What you will do - Using the entries below, show all lines with the string "configuration".

[Excerpts from an interface dataset]

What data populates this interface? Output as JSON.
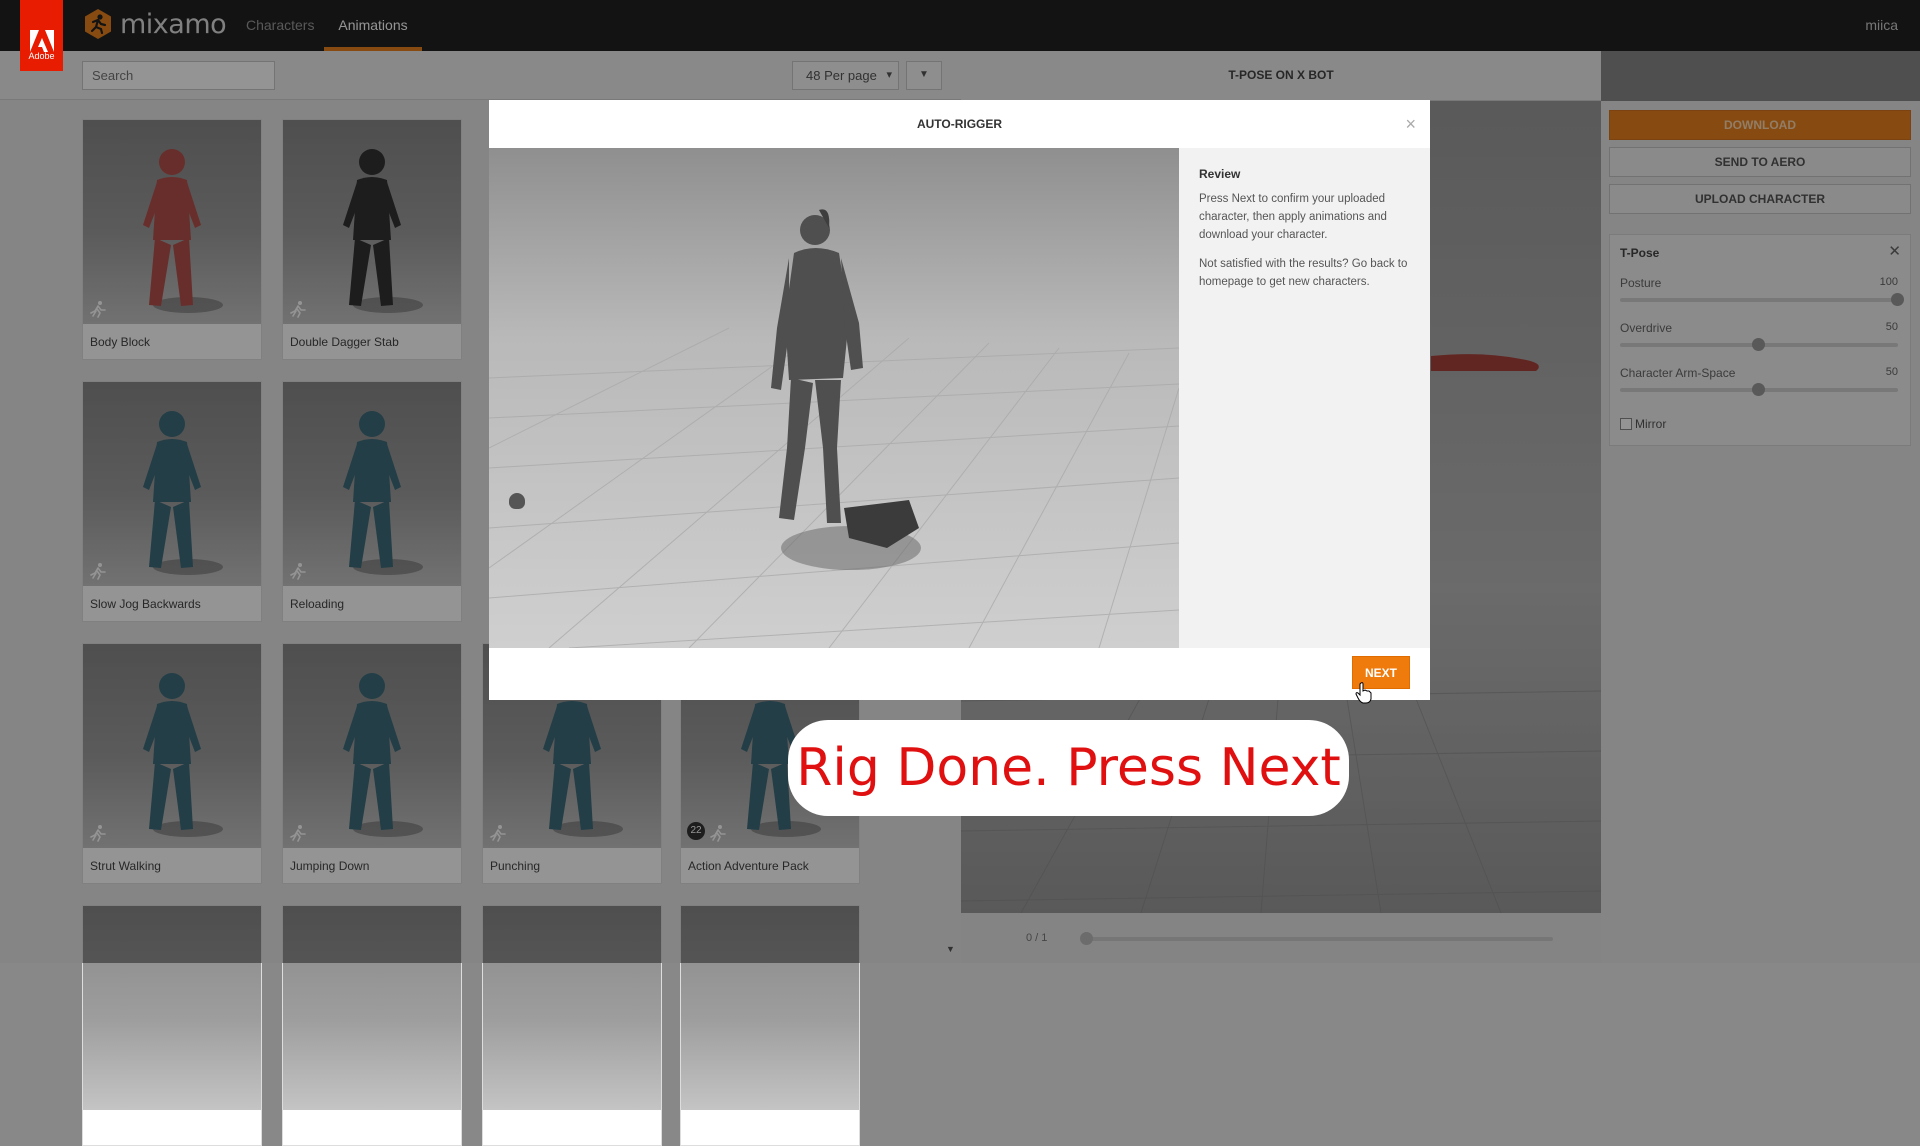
{
  "header": {
    "adobe_label": "Adobe",
    "logo_text": "mixamo",
    "tabs": [
      {
        "label": "Characters",
        "active": false
      },
      {
        "label": "Animations",
        "active": true
      }
    ],
    "user": "miica",
    "accent_color": "#e8821e"
  },
  "toolbar": {
    "search_placeholder": "Search",
    "per_page": "48 Per page"
  },
  "animations": [
    {
      "label": "Body Block",
      "figure_color": "#b4504a"
    },
    {
      "label": "Double Dagger Stab",
      "figure_color": "#333333"
    },
    {
      "label": "Slow Jog Backwards",
      "figure_color": "#3d6b7a"
    },
    {
      "label": "Reloading",
      "figure_color": "#3d6b7a"
    },
    {
      "label": "Strut Walking",
      "figure_color": "#3d6b7a"
    },
    {
      "label": "Jumping Down",
      "figure_color": "#3d6b7a"
    },
    {
      "label": "Punching",
      "figure_color": "#3d6b7a"
    },
    {
      "label": "Action Adventure Pack",
      "figure_color": "#3d6b7a",
      "count": "22"
    }
  ],
  "viewport": {
    "title": "T-POSE ON X BOT",
    "frame_counter": "0 / 1"
  },
  "right_panel": {
    "download": "DOWNLOAD",
    "send_to_aero": "SEND TO AERO",
    "upload_character": "UPLOAD CHARACTER",
    "tpose": {
      "title": "T-Pose",
      "sliders": [
        {
          "name": "Posture",
          "value": "100",
          "fraction": 1.0
        },
        {
          "name": "Overdrive",
          "value": "50",
          "fraction": 0.5
        },
        {
          "name": "Character Arm-Space",
          "value": "50",
          "fraction": 0.5
        }
      ],
      "mirror": "Mirror"
    }
  },
  "modal": {
    "title": "AUTO-RIGGER",
    "close": "×",
    "review_heading": "Review",
    "review_p1": "Press Next to confirm your uploaded character, then apply animations and download your character.",
    "review_p2": "Not satisfied with the results? Go back to homepage to get new characters.",
    "next": "NEXT"
  },
  "caption": "Rig Done. Press Next"
}
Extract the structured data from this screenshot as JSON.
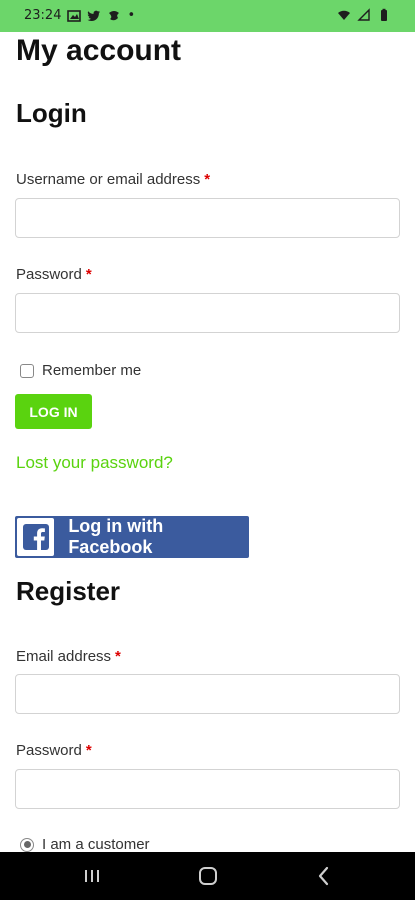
{
  "status_bar": {
    "time": "23:24",
    "dot": "•"
  },
  "page": {
    "title": "My account"
  },
  "login": {
    "heading": "Login",
    "username_label": "Username or email address",
    "required_mark": "*",
    "username_value": "",
    "password_label": "Password",
    "password_value": "",
    "remember_label": "Remember me",
    "login_button": "LOG IN",
    "lost_password": "Lost your password?",
    "facebook_button": "Log in with Facebook"
  },
  "register": {
    "heading": "Register",
    "email_label": "Email address",
    "email_value": "",
    "password_label": "Password",
    "password_value": "",
    "customer_radio_label": "I am a customer"
  },
  "colors": {
    "status_bar": "#6cd66a",
    "accent_green": "#5ad30f",
    "facebook_blue": "#3b5b9e",
    "required_red": "#dd0000"
  },
  "icons": {
    "status_left": [
      "gallery-icon",
      "twitter-icon",
      "app-icon"
    ],
    "status_right": [
      "wifi-icon",
      "signal-icon",
      "battery-icon"
    ],
    "nav": [
      "recent-apps-icon",
      "home-icon",
      "back-icon"
    ]
  }
}
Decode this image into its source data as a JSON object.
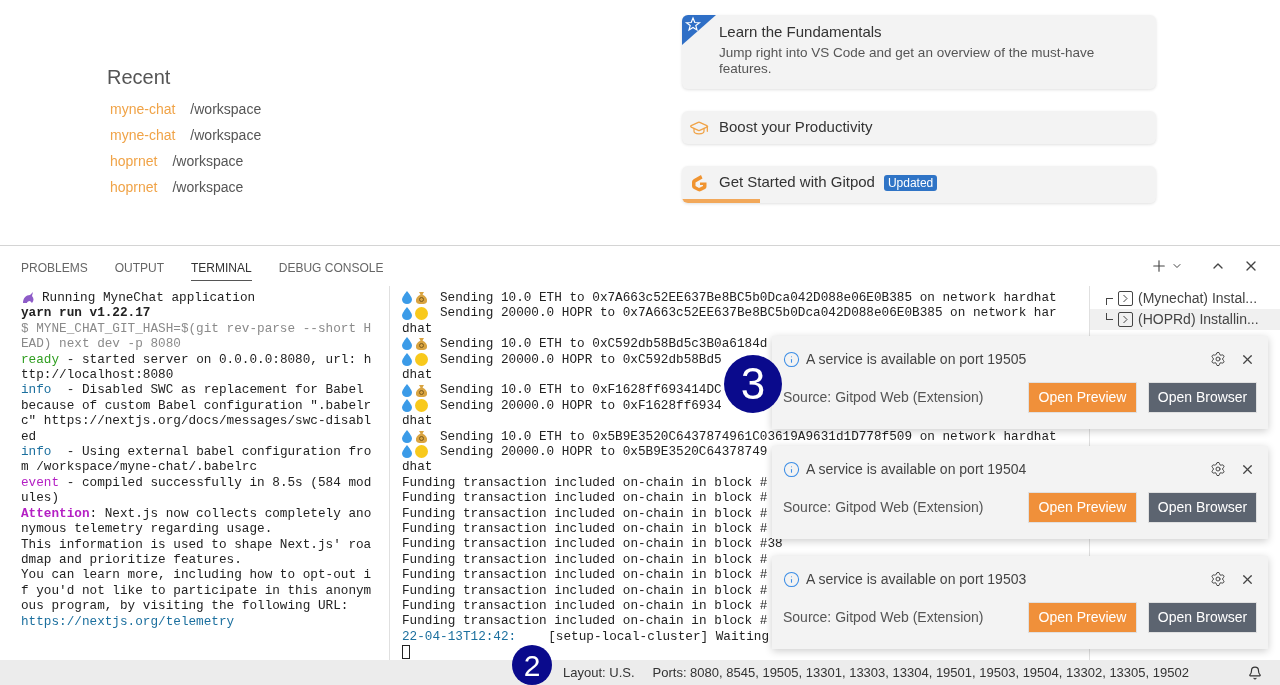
{
  "recent": {
    "title": "Recent",
    "items": [
      {
        "name": "myne-chat",
        "path": "/workspace"
      },
      {
        "name": "myne-chat",
        "path": "/workspace"
      },
      {
        "name": "hoprnet",
        "path": "/workspace"
      },
      {
        "name": "hoprnet",
        "path": "/workspace"
      }
    ]
  },
  "walkthroughs": [
    {
      "kind": "featured",
      "title": "Learn the Fundamentals",
      "description": "Jump right into VS Code and get an overview of the must-have features."
    },
    {
      "kind": "productivity",
      "title": "Boost your Productivity"
    },
    {
      "kind": "gitpod",
      "title": "Get Started with Gitpod",
      "badge": "Updated",
      "level": 0.165
    }
  ],
  "panel": {
    "tabs": [
      {
        "label": "PROBLEMS",
        "selected": false
      },
      {
        "label": "OUTPUT",
        "selected": false
      },
      {
        "label": "TERMINAL",
        "selected": true
      },
      {
        "label": "DEBUG CONSOLE",
        "selected": false
      }
    ],
    "terminal_left": [
      {
        "kind": "title",
        "text": "Running MyneChat application"
      },
      {
        "kind": "bold",
        "text": "yarn run v1.22.17"
      },
      {
        "kind": "dim",
        "text": "$ MYNE_CHAT_GIT_HASH=$(git rev-parse --short H"
      },
      {
        "kind": "dim",
        "text": "EAD) next dev -p 8080"
      },
      {
        "kind": "ready",
        "tag": "ready",
        "text": " - started server on 0.0.0.0:8080, url: h"
      },
      {
        "kind": "plain",
        "text": "ttp://localhost:8080"
      },
      {
        "kind": "info",
        "tag": "info",
        "text": "  - Disabled SWC as replacement for Babel"
      },
      {
        "kind": "plain",
        "text": "because of custom Babel configuration \".babelr"
      },
      {
        "kind": "plain",
        "text": "c\" https://nextjs.org/docs/messages/swc-disabl"
      },
      {
        "kind": "plain",
        "text": "ed"
      },
      {
        "kind": "info",
        "tag": "info",
        "text": "  - Using external babel configuration fro"
      },
      {
        "kind": "plain",
        "text": "m /workspace/myne-chat/.babelrc"
      },
      {
        "kind": "event",
        "tag": "event",
        "text": " - compiled successfully in 8.5s (584 mod"
      },
      {
        "kind": "plain",
        "text": "ules)"
      },
      {
        "kind": "attention",
        "tag": "Attention",
        "text": ": Next.js now collects completely ano"
      },
      {
        "kind": "plain",
        "text": "nymous telemetry regarding usage."
      },
      {
        "kind": "plain",
        "text": "This information is used to shape Next.js' roa"
      },
      {
        "kind": "plain",
        "text": "dmap and prioritize features."
      },
      {
        "kind": "plain",
        "text": "You can learn more, including how to opt-out i"
      },
      {
        "kind": "plain",
        "text": "f you'd not like to participate in this anonym"
      },
      {
        "kind": "plain",
        "text": "ous program, by visiting the following URL:"
      },
      {
        "kind": "link",
        "text": "https://nextjs.org/telemetry"
      }
    ],
    "terminal_main": [
      {
        "kind": "eth",
        "text": "Sending 10.0 ETH to 0x7A663c52EE637Be8BC5b0Dca042D088e06E0B385 on network hardhat"
      },
      {
        "kind": "hopr",
        "text": "Sending 20000.0 HOPR to 0x7A663c52EE637Be8BC5b0Dca042D088e06E0B385 on network har"
      },
      {
        "kind": "plain",
        "text": "dhat"
      },
      {
        "kind": "eth",
        "text": "Sending 10.0 ETH to 0xC592db58Bd5c3B0a6184d"
      },
      {
        "kind": "hopr",
        "text": "Sending 20000.0 HOPR to 0xC592db58Bd5"
      },
      {
        "kind": "plain",
        "text": "dhat"
      },
      {
        "kind": "eth",
        "text": "Sending 10.0 ETH to 0xF1628ff693414DC"
      },
      {
        "kind": "hopr",
        "text": "Sending 20000.0 HOPR to 0xF1628ff6934"
      },
      {
        "kind": "plain",
        "text": "dhat"
      },
      {
        "kind": "eth",
        "text": "Sending 10.0 ETH to 0x5B9E3520C6437874961C03619A9631d1D778f509 on network hardhat"
      },
      {
        "kind": "hopr",
        "text": "Sending 20000.0 HOPR to 0x5B9E3520C64378749"
      },
      {
        "kind": "plain",
        "text": "dhat"
      },
      {
        "kind": "plain",
        "text": "Funding transaction included on-chain in block #"
      },
      {
        "kind": "plain",
        "text": "Funding transaction included on-chain in block #"
      },
      {
        "kind": "plain",
        "text": "Funding transaction included on-chain in block #"
      },
      {
        "kind": "plain",
        "text": "Funding transaction included on-chain in block #"
      },
      {
        "kind": "plain",
        "text": "Funding transaction included on-chain in block #38"
      },
      {
        "kind": "plain",
        "text": "Funding transaction included on-chain in block #"
      },
      {
        "kind": "plain",
        "text": "Funding transaction included on-chain in block #"
      },
      {
        "kind": "plain",
        "text": "Funding transaction included on-chain in block #"
      },
      {
        "kind": "plain",
        "text": "Funding transaction included on-chain in block #"
      },
      {
        "kind": "plain",
        "text": "Funding transaction included on-chain in block #"
      },
      {
        "kind": "log",
        "time": "22-04-13T12:42:",
        "text": "[setup-local-cluster] Waiting"
      },
      {
        "kind": "cursor"
      }
    ],
    "terminals": [
      {
        "label": "(Mynechat) Instal...",
        "selected": false
      },
      {
        "label": "(HOPRd) Installin...",
        "selected": true
      }
    ]
  },
  "notifications": [
    {
      "message": "A service is available on port 19505",
      "source": "Source: Gitpod Web (Extension)",
      "buttons": [
        "Open Preview",
        "Open Browser"
      ]
    },
    {
      "message": "A service is available on port 19504",
      "source": "Source: Gitpod Web (Extension)",
      "buttons": [
        "Open Preview",
        "Open Browser"
      ]
    },
    {
      "message": "A service is available on port 19503",
      "source": "Source: Gitpod Web (Extension)",
      "buttons": [
        "Open Preview",
        "Open Browser"
      ]
    }
  ],
  "status_bar": {
    "layout": "Layout: U.S.",
    "ports": "Ports: 8080, 8545, 19505, 13301, 13303, 13304, 19501, 19503, 19504, 13302, 13305, 19502"
  },
  "callouts": [
    {
      "label": "3",
      "kind": "upper"
    },
    {
      "label": "2",
      "kind": "lower"
    }
  ]
}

Answer area -
        "text": "because of custom Babel configuration \".babelr"
        "text": "  - Using external babel configuration fro"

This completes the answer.